After almost two years of rigorous research and design, the long-anticipated Salem Museum will welcome the public to a Preliminary Opening featuring eight of the eventual thirty themed display panels, a presentation and tour by the Museum Planning Team, and a reception.
The Preliminary Opening will take place on Thursday, April 21, 2011 at 7:30 p.m. at Old Town Hall, 32 Derby Square, Salem, as part of the Old Town Hall Lecture Series. Tickets are $20 general admission, $10 for students, and may be purchased at oldtownhalllectures.com. Tickets will also be available at the door.
“The Salem Museum will be an entry point for visitors -- an overview of Salem history, if you will” says K. David Goss, Museum Project Director and Assistant Professor of History at Gordon College. “Our goal is to heighten people’s awareness of the richness and diversity of Salem’s history through this relatively simple visitor center, and then send them on their way to real sites.” From the museum, visitors will have ready access to Pioneer Village and the play Cry Innocent, both presented by Gordon College’s Institute for Public History.
The Salem Museum will fill the large, colonnade gallery on the first floor of Salem’s historic Old Town Hall. Visitors can take a leisurely stroll through over 400 years of Salem history, starting with Native American settlement, through European settlement in 1626, to the present day.

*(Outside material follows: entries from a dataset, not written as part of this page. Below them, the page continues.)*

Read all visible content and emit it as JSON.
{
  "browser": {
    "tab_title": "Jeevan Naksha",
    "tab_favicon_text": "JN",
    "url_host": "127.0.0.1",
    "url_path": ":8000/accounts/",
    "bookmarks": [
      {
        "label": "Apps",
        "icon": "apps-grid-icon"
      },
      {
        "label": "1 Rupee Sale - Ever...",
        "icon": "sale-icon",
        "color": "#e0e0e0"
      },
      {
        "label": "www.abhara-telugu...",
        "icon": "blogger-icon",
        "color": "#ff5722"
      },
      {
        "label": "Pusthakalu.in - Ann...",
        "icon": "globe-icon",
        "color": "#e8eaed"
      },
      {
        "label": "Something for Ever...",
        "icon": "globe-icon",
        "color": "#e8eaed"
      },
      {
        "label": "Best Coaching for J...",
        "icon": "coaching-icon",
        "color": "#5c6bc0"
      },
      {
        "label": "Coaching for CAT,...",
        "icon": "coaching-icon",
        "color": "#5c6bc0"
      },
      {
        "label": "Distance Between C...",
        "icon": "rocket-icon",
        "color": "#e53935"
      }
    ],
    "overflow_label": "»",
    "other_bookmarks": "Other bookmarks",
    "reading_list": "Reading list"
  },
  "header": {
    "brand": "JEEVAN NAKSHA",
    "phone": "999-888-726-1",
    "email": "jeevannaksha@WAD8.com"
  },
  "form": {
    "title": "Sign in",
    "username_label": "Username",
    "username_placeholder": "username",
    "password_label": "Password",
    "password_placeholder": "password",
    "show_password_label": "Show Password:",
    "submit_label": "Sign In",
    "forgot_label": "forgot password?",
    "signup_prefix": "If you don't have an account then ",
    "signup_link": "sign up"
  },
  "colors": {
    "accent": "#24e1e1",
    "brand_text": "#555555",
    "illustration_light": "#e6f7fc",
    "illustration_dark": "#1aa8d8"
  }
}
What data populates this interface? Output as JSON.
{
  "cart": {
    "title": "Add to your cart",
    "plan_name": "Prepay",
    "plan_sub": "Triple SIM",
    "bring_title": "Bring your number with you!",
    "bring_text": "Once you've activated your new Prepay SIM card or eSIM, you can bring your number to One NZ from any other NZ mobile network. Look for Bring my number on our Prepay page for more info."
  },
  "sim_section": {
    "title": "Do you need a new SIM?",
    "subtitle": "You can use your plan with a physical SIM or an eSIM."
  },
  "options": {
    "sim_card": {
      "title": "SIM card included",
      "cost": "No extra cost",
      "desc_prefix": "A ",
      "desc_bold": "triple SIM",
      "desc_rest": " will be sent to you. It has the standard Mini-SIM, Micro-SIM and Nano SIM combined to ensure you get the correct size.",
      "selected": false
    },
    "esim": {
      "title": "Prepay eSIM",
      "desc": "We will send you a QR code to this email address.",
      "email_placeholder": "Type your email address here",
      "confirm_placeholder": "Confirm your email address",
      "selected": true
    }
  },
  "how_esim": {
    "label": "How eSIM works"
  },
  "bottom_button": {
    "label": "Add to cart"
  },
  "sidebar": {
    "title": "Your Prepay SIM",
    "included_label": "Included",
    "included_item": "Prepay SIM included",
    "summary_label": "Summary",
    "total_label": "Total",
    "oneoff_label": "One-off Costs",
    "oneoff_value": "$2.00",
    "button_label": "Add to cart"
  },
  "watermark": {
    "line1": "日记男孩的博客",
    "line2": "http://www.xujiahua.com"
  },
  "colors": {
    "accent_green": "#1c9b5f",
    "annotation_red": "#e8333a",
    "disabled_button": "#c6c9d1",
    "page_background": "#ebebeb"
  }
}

Displays include vibrantly colored text-and-image panels, objects, models, and reproductions.
The display panels visitors can expect to see at the Preliminary Opening on April 21 include:
- Founding of Salem 1626
- Revolutionary War
- China Trade
- The Pepper Trade
- The Civil War
- Nathaniel Hawthorne
- Frank Poor and Sylvania
- The Great Fire
The remaining twenty-two panels will be unveiled when the completed museum opens on Saturday, June 11, 2011. The Grand Opening will coincide with the 1630 arrival of Governor John Winthrop and the Arbella fleet to Salem, and with the seasonal opening of Pioneer Village.
“This will be a very family friendly museum,” says Ken Harris, artistic director. “We’ve included information about the lives of young people during the past four centuries, and provided fun, interactive activities.” The museum panels will also be available in Spanish translation.
For information on the Old Town Hall Lectures Series: oldtownhalllectures.com
For information on Gordon College’s Institute for Public History: gordon.edu/public-history